__What you should do__
The answer must be the full listing, repeated word for word.

__Data for processing__
****************

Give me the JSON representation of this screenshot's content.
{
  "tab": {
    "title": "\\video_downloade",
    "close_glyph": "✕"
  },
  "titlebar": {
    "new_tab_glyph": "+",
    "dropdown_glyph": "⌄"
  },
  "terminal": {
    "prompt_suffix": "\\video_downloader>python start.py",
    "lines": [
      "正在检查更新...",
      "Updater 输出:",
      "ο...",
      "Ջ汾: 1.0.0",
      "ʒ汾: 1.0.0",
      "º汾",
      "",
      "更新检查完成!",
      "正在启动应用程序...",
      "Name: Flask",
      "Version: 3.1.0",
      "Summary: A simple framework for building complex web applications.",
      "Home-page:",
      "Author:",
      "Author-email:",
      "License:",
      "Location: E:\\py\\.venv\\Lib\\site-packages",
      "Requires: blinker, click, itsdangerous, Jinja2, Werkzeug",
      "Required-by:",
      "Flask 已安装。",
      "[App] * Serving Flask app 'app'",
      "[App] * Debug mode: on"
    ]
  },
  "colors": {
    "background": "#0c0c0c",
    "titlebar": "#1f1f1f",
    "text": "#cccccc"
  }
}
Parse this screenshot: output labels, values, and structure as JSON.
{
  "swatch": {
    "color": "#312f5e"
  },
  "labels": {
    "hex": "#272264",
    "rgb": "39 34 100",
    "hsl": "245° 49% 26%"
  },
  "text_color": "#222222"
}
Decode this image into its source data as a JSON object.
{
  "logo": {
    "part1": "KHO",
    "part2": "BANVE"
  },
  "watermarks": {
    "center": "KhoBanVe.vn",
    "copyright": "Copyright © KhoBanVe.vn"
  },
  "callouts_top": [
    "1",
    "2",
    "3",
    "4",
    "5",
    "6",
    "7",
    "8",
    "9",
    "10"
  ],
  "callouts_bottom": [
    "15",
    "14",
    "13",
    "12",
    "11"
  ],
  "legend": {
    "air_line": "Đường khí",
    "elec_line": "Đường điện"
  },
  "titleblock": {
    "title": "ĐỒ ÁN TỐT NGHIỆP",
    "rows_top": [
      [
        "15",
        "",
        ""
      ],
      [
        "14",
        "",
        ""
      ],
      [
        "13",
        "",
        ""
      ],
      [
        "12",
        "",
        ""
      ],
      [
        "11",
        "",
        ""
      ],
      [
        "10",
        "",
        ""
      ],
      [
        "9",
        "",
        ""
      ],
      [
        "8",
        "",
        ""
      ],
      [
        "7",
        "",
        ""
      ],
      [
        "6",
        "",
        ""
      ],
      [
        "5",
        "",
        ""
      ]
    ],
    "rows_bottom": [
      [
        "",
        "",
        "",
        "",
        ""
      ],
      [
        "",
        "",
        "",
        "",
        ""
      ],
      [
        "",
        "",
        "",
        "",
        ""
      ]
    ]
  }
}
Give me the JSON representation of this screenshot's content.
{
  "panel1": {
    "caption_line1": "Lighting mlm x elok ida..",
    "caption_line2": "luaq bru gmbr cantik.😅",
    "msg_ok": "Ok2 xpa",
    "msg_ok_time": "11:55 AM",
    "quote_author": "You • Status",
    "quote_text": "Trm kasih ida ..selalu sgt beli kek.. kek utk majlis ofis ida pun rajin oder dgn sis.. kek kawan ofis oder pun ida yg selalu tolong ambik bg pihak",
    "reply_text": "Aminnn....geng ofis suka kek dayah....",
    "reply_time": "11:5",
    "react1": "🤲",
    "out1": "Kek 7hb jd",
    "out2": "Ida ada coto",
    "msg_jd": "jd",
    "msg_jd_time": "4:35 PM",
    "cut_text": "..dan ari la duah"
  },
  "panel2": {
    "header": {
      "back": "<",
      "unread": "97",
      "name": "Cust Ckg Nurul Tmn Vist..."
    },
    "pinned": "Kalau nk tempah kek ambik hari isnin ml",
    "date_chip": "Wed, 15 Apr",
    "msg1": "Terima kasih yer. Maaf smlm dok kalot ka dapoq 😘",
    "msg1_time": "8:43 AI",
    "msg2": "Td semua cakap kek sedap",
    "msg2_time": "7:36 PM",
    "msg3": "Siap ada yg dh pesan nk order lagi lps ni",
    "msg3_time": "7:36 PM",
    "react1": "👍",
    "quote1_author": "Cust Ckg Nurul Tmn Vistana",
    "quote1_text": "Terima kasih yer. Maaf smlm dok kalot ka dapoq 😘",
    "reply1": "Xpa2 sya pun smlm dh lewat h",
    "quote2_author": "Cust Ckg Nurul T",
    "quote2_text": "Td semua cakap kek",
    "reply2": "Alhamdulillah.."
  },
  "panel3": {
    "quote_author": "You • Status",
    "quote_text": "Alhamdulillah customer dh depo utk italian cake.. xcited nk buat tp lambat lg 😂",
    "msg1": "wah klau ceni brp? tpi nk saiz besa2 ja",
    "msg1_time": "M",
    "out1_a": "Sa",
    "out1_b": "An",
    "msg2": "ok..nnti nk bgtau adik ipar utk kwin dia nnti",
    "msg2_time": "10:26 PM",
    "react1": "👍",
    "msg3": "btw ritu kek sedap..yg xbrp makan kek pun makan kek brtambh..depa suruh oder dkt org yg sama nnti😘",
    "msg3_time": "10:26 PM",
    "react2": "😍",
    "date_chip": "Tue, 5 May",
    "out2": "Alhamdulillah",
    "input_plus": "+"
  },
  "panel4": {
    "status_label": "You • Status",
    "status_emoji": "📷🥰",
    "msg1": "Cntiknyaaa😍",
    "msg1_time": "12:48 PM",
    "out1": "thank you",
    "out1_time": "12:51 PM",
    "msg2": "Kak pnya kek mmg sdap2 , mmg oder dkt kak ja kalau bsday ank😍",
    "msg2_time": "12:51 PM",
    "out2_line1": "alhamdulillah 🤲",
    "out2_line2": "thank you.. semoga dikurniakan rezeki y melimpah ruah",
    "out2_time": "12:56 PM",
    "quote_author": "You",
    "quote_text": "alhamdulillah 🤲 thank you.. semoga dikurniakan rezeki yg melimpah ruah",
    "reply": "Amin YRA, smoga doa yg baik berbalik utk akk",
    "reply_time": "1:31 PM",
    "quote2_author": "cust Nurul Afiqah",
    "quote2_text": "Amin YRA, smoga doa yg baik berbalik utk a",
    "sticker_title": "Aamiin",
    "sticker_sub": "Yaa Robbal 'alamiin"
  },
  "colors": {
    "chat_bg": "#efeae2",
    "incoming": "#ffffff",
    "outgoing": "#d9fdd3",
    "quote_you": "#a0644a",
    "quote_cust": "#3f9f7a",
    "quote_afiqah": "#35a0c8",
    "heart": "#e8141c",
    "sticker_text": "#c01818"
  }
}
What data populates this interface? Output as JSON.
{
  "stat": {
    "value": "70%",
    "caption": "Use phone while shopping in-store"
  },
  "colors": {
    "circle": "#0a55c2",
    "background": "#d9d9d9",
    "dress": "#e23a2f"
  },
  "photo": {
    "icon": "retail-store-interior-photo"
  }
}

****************

__Answer to the exercise__
Give me the JSON representation of this screenshot's content.
{
  "tab": {
    "title": "\\video_downloade",
    "close_glyph": "✕"
  },
  "titlebar": {
    "new_tab_glyph": "+",
    "dropdown_glyph": "⌄"
  },
  "terminal": {
    "prompt_suffix": "\\video_downloader>python start.py",
    "lines": [
      "正在检查更新...",
      "Updater 输出:",
      "ο...",
      "Ջ汾: 1.0.0",
      "ʒ汾: 1.0.0",
      "º汾",
      "",
      "更新检查完成!",
      "正在启动应用程序...",
      "Name: Flask",
      "Version: 3.1.0",
      "Summary: A simple framework for building complex web applications.",
      "Home-page:",
      "Author:",
      "Author-email:",
      "License:",
      "Location: E:\\py\\.venv\\Lib\\site-packages",
      "Requires: blinker, click, itsdangerous, Jinja2, Werkzeug",
      "Required-by:",
      "Flask 已安装。",
      "[App] * Serving Flask app 'app'",
      "[App] * Debug mode: on"
    ]
  },
  "colors": {
    "background": "#0c0c0c",
    "titlebar": "#1f1f1f",
    "text": "#cccccc"
  }
}
Parse this screenshot: output labels, values, and structure as JSON.
{
  "swatch": {
    "color": "#312f5e"
  },
  "labels": {
    "hex": "#272264",
    "rgb": "39 34 100",
    "hsl": "245° 49% 26%"
  },
  "text_color": "#222222"
}
Decode this image into its source data as a JSON object.
{
  "logo": {
    "part1": "KHO",
    "part2": "BANVE"
  },
  "watermarks": {
    "center": "KhoBanVe.vn",
    "copyright": "Copyright © KhoBanVe.vn"
  },
  "callouts_top": [
    "1",
    "2",
    "3",
    "4",
    "5",
    "6",
    "7",
    "8",
    "9",
    "10"
  ],
  "callouts_bottom": [
    "15",
    "14",
    "13",
    "12",
    "11"
  ],
  "legend": {
    "air_line": "Đường khí",
    "elec_line": "Đường điện"
  },
  "titleblock": {
    "title": "ĐỒ ÁN TỐT NGHIỆP",
    "rows_top": [
      [
        "15",
        "",
        ""
      ],
      [
        "14",
        "",
        ""
      ],
      [
        "13",
        "",
        ""
      ],
      [
        "12",
        "",
        ""
      ],
      [
        "11",
        "",
        ""
      ],
      [
        "10",
        "",
        ""
      ],
      [
        "9",
        "",
        ""
      ],
      [
        "8",
        "",
        ""
      ],
      [
        "7",
        "",
        ""
      ],
      [
        "6",
        "",
        ""
      ],
      [
        "5",
        "",
        ""
      ]
    ],
    "rows_bottom": [
      [
        "",
        "",
        "",
        "",
        ""
      ],
      [
        "",
        "",
        "",
        "",
        ""
      ],
      [
        "",
        "",
        "",
        "",
        ""
      ]
    ]
  }
}
Give me the JSON representation of this screenshot's content.
{
  "panel1": {
    "caption_line1": "Lighting mlm x elok ida..",
    "caption_line2": "luaq bru gmbr cantik.😅",
    "msg_ok": "Ok2 xpa",
    "msg_ok_time": "11:55 AM",
    "quote_author": "You • Status",
    "quote_text": "Trm kasih ida ..selalu sgt beli kek.. kek utk majlis ofis ida pun rajin oder dgn sis.. kek kawan ofis oder pun ida yg selalu tolong ambik bg pihak",
    "reply_text": "Aminnn....geng ofis suka kek dayah....",
    "reply_time": "11:5",
    "react1": "🤲",
    "out1": "Kek 7hb jd",
    "out2": "Ida ada coto",
    "msg_jd": "jd",
    "msg_jd_time": "4:35 PM",
    "cut_text": "..dan ari la duah"
  },
  "panel2": {
    "header": {
      "back": "<",
      "unread": "97",
      "name": "Cust Ckg Nurul Tmn Vist..."
    },
    "pinned": "Kalau nk tempah kek ambik hari isnin ml",
    "date_chip": "Wed, 15 Apr",
    "msg1": "Terima kasih yer. Maaf smlm dok kalot ka dapoq 😘",
    "msg1_time": "8:43 AI",
    "msg2": "Td semua cakap kek sedap",
    "msg2_time": "7:36 PM",
    "msg3": "Siap ada yg dh pesan nk order lagi lps ni",
    "msg3_time": "7:36 PM",
    "react1": "👍",
    "quote1_author": "Cust Ckg Nurul Tmn Vistana",
    "quote1_text": "Terima kasih yer. Maaf smlm dok kalot ka dapoq 😘",
    "reply1": "Xpa2 sya pun smlm dh lewat h",
    "quote2_author": "Cust Ckg Nurul T",
    "quote2_text": "Td semua cakap kek",
    "reply2": "Alhamdulillah.."
  },
  "panel3": {
    "quote_author": "You • Status",
    "quote_text": "Alhamdulillah customer dh depo utk italian cake.. xcited nk buat tp lambat lg 😂",
    "msg1": "wah klau ceni brp? tpi nk saiz besa2 ja",
    "msg1_time": "M",
    "out1_a": "Sa",
    "out1_b": "An",
    "msg2": "ok..nnti nk bgtau adik ipar utk kwin dia nnti",
    "msg2_time": "10:26 PM",
    "react1": "👍",
    "msg3": "btw ritu kek sedap..yg xbrp makan kek pun makan kek brtambh..depa suruh oder dkt org yg sama nnti😘",
    "msg3_time": "10:26 PM",
    "react2": "😍",
    "date_chip": "Tue, 5 May",
    "out2": "Alhamdulillah",
    "input_plus": "+"
  },
  "panel4": {
    "status_label": "You • Status",
    "status_emoji": "📷🥰",
    "msg1": "Cntiknyaaa😍",
    "msg1_time": "12:48 PM",
    "out1": "thank you",
    "out1_time": "12:51 PM",
    "msg2": "Kak pnya kek mmg sdap2 , mmg oder dkt kak ja kalau bsday ank😍",
    "msg2_time": "12:51 PM",
    "out2_line1": "alhamdulillah 🤲",
    "out2_line2": "thank you.. semoga dikurniakan rezeki y melimpah ruah",
    "out2_time": "12:56 PM",
    "quote_author": "You",
    "quote_text": "alhamdulillah 🤲 thank you.. semoga dikurniakan rezeki yg melimpah ruah",
    "reply": "Amin YRA, smoga doa yg baik berbalik utk akk",
    "reply_time": "1:31 PM",
    "quote2_author": "cust Nurul Afiqah",
    "quote2_text": "Amin YRA, smoga doa yg baik berbalik utk a",
    "sticker_title": "Aamiin",
    "sticker_sub": "Yaa Robbal 'alamiin"
  },
  "colors": {
    "chat_bg": "#efeae2",
    "incoming": "#ffffff",
    "outgoing": "#d9fdd3",
    "quote_you": "#a0644a",
    "quote_cust": "#3f9f7a",
    "quote_afiqah": "#35a0c8",
    "heart": "#e8141c",
    "sticker_text": "#c01818"
  }
}
What data populates this interface? Output as JSON.
{
  "stat": {
    "value": "70%",
    "caption": "Use phone while shopping in-store"
  },
  "colors": {
    "circle": "#0a55c2",
    "background": "#d9d9d9",
    "dress": "#e23a2f"
  },
  "photo": {
    "icon": "retail-store-interior-photo"
  }
}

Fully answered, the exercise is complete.